## DATASET EXTRACT
※

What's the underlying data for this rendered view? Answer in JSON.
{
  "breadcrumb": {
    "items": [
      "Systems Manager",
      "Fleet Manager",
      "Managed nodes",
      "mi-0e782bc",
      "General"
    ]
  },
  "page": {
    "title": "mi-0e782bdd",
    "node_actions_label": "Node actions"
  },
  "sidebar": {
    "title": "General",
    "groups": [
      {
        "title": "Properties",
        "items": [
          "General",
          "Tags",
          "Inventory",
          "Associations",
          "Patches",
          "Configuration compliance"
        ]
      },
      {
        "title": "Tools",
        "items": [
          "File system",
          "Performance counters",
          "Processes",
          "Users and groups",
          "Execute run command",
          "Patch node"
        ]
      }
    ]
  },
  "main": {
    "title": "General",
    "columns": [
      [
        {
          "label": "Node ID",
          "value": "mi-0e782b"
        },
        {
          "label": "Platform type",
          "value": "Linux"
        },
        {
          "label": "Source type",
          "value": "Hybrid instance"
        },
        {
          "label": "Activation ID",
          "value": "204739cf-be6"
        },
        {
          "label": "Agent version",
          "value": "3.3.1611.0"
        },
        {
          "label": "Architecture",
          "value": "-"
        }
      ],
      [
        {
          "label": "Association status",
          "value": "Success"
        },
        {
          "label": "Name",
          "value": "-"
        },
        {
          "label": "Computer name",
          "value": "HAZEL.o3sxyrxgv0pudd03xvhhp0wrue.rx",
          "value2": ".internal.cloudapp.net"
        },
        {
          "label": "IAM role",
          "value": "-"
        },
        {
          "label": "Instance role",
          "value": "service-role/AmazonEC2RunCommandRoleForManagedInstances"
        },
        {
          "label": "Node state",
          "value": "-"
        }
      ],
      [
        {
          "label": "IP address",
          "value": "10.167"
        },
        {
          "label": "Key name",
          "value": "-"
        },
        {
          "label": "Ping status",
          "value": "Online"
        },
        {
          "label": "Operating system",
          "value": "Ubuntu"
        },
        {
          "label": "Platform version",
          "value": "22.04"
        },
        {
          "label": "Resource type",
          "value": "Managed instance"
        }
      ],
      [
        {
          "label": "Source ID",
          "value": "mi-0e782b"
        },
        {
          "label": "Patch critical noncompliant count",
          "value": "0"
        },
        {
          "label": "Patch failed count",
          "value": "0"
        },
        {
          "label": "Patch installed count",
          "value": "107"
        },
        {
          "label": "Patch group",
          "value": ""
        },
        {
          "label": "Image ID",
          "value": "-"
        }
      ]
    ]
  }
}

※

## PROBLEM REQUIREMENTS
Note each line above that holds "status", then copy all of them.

## EXERCISE SOLUTION
          "label": "Association status",
          "label": "Ping status",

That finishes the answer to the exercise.